What is a pre-marital or prenuptial agreement in Connecticut?
A pre-marital or prenuptial agreement is a written agreement entered into by two people who are intending to marry. It may include provisions such as how marital assets are to be distributed in the event of death or a divorce, and it could set limits on the amount of alimony paid by one spouse to the other in the event of a divorce. A prenuptial agreement is often contemplated where the parties marry at later ages and have already accumulated significant personal assets, and in second marriages where there are estate planning issues including children from a prior marriage. A prenuptial agreement can be an effective tool in protecting your assets, income and your children upon entering a marriage.
Are prenuptial agreements enforceable in Connecticut?
When drafting a prenuptial agreement, it is important to carefully consider whether the particular provision concerning such matters as alimony and property distribution will be enforceable at a later date. The Connecticut statutes provide that a prenuptial agreement will not be enforced if:
• a party did not execute the agreement voluntarily;
• the agreement was “unconscionable” when it was executed or when enforcement is sought;
• there was not full financial disclosure prior to the execution of the agreement; or
• a party was not afforded the opportunity to consult with an attorney.
Sometimes, despite the skill of the attorneys involved in the drafting of a prenuptial agreement, the issue of the enforceability of the agreement must be decided in the context of contested litigation.
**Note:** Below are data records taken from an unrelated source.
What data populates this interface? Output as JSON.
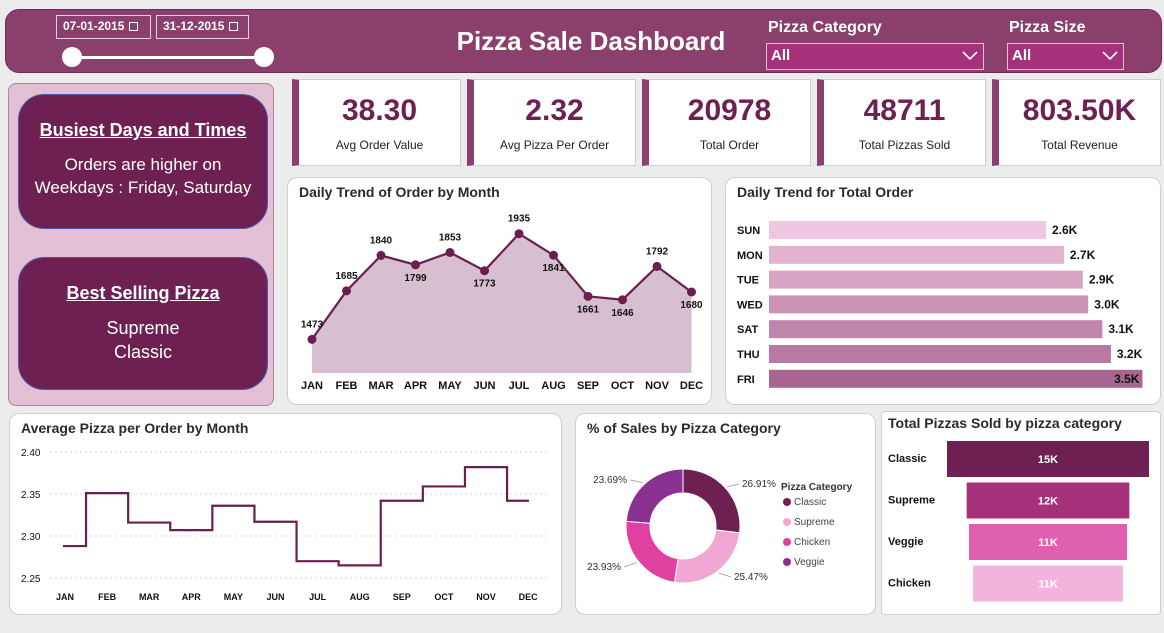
{
  "header": {
    "title": "Pizza Sale Dashboard",
    "date_start": "07-01-2015",
    "date_end": "31-12-2015",
    "category_label": "Pizza Category",
    "category_value": "All",
    "size_label": "Pizza Size",
    "size_value": "All"
  },
  "side": {
    "busiest_title": "Busiest Days and Times",
    "busiest_line1": "Orders are higher on",
    "busiest_line2": "Weekdays : Friday, Saturday",
    "best_title": "Best Selling Pizza",
    "best_line1": "Supreme",
    "best_line2": "Classic"
  },
  "kpis": [
    {
      "value": "38.30",
      "label": "Avg Order Value"
    },
    {
      "value": "2.32",
      "label": "Avg Pizza Per Order"
    },
    {
      "value": "20978",
      "label": "Total Order"
    },
    {
      "value": "48711",
      "label": "Total Pizzas Sold"
    },
    {
      "value": "803.50K",
      "label": "Total Revenue"
    }
  ],
  "colors": {
    "primary": "#8b3f6c",
    "dark": "#6e2052",
    "area_fill": "#d8bfd0",
    "line": "#6a1f4e"
  },
  "chart_data": [
    {
      "id": "monthly_orders",
      "type": "area",
      "title": "Daily Trend of Order by Month",
      "categories": [
        "JAN",
        "FEB",
        "MAR",
        "APR",
        "MAY",
        "JUN",
        "JUL",
        "AUG",
        "SEP",
        "OCT",
        "NOV",
        "DEC"
      ],
      "values": [
        1473,
        1685,
        1840,
        1799,
        1853,
        1773,
        1935,
        1841,
        1661,
        1646,
        1792,
        1680
      ],
      "data_labels": [
        "1473",
        "1685",
        "1840",
        "1799",
        "1853",
        "1773",
        "1935",
        "1841",
        "1661",
        "1646",
        "1792",
        "1680"
      ],
      "ylim": [
        1400,
        1960
      ]
    },
    {
      "id": "daily_orders",
      "type": "bar",
      "orientation": "horizontal",
      "title": "Daily Trend for Total Order",
      "categories": [
        "SUN",
        "MON",
        "TUE",
        "WED",
        "SAT",
        "THU",
        "FRI"
      ],
      "values": [
        2624,
        2794,
        2973,
        3024,
        3158,
        3239,
        3538
      ],
      "data_labels": [
        "2.6K",
        "2.7K",
        "2.9K",
        "3.0K",
        "3.1K",
        "3.2K",
        "3.5K"
      ],
      "colors": [
        "#f1c6e0",
        "#e3b3cf",
        "#d8a4c3",
        "#cb93b6",
        "#bf85aa",
        "#b7799f",
        "#a86590"
      ],
      "xlim": [
        0,
        3600
      ]
    },
    {
      "id": "avg_pizza_per_order",
      "type": "line",
      "step": true,
      "title": "Average Pizza per Order by Month",
      "categories": [
        "JAN",
        "FEB",
        "MAR",
        "APR",
        "MAY",
        "JUN",
        "JUL",
        "AUG",
        "SEP",
        "OCT",
        "NOV",
        "DEC"
      ],
      "values": [
        2.288,
        2.351,
        2.316,
        2.307,
        2.336,
        2.317,
        2.27,
        2.265,
        2.342,
        2.359,
        2.382,
        2.342
      ],
      "ylim": [
        2.25,
        2.4
      ],
      "yticks": [
        "2.25",
        "2.30",
        "2.35",
        "2.40"
      ],
      "grid": true
    },
    {
      "id": "sales_by_category",
      "type": "pie",
      "donut": true,
      "title": "% of Sales by Pizza Category",
      "legend_title": "Pizza Category",
      "legend_position": "right",
      "labels": [
        "Classic",
        "Supreme",
        "Chicken",
        "Veggie"
      ],
      "values": [
        26.91,
        25.47,
        23.93,
        23.69
      ],
      "value_labels": [
        "26.91%",
        "25.47%",
        "23.93%",
        "23.69%"
      ],
      "colors": [
        "#6e2052",
        "#f0a8d2",
        "#e040a0",
        "#8a3090"
      ]
    },
    {
      "id": "pizzas_by_category",
      "type": "bar",
      "funnel": true,
      "title": "Total Pizzas Sold by pizza category",
      "categories": [
        "Classic",
        "Supreme",
        "Veggie",
        "Chicken"
      ],
      "values": [
        14888,
        11987,
        11649,
        11050
      ],
      "data_labels": [
        "15K",
        "12K",
        "11K",
        "11K"
      ],
      "colors": [
        "#6e2052",
        "#a5317b",
        "#e060b0",
        "#f2b3dc"
      ]
    }
  ]
}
In these instances, whether it calls for the enforceability of a prenuptial agreement or the invalidation of a prenuptial agreement, it is important to retain an attorney experienced in the drafting and enforceability of prenuptial agreements.
Are post-marital agreements enforceable in Connecticut?
A post-marital agreement is an agreement made during the marriage by the spouses. While not statutorily recognized in Connecticut like prenuptial agreements, post-nuptial agreements can still be enforced by the Connecticut courts. However, post-nuptial agreements require “stricter scrutiny” than prenuptial agreements as the contract is being made within “a deeply personal marital relationship”.
In applying special scrutiny, a court may enforce a postnuptial agreement only if it complies with applicable contract principles, and the terms of the agreement are both fair and equitable at the time of execution and not unconscionable at the time of dissolution. The Agreement must be made voluntarily, and without any undue influence, fraud, coercion, duress or similar defect. Moreover, each spouse must be given full, fair and reasonable disclosure of the amount, character, and value of property, both jointly and separately held, and of all the financial obligations and income of the other spouse. See, Bedrick v Bedrick, 300 Conn. 691 (Conn. 2011).
Post-marital agreements are not statutorily recognized in Connecticut. You should consult an experienced family law attorney if you believe that a post-marital agreement may be necessary for your family.
Contact me for assistance with your pre-marital or prenuptial agreement.
For a consultation regarding a pre-marital or prenuptial agreement, please call my office at (203) 557-0557 or complete the contact form on this site. My office is conveniently located at 246 Post Road East in Westport, Connecticut.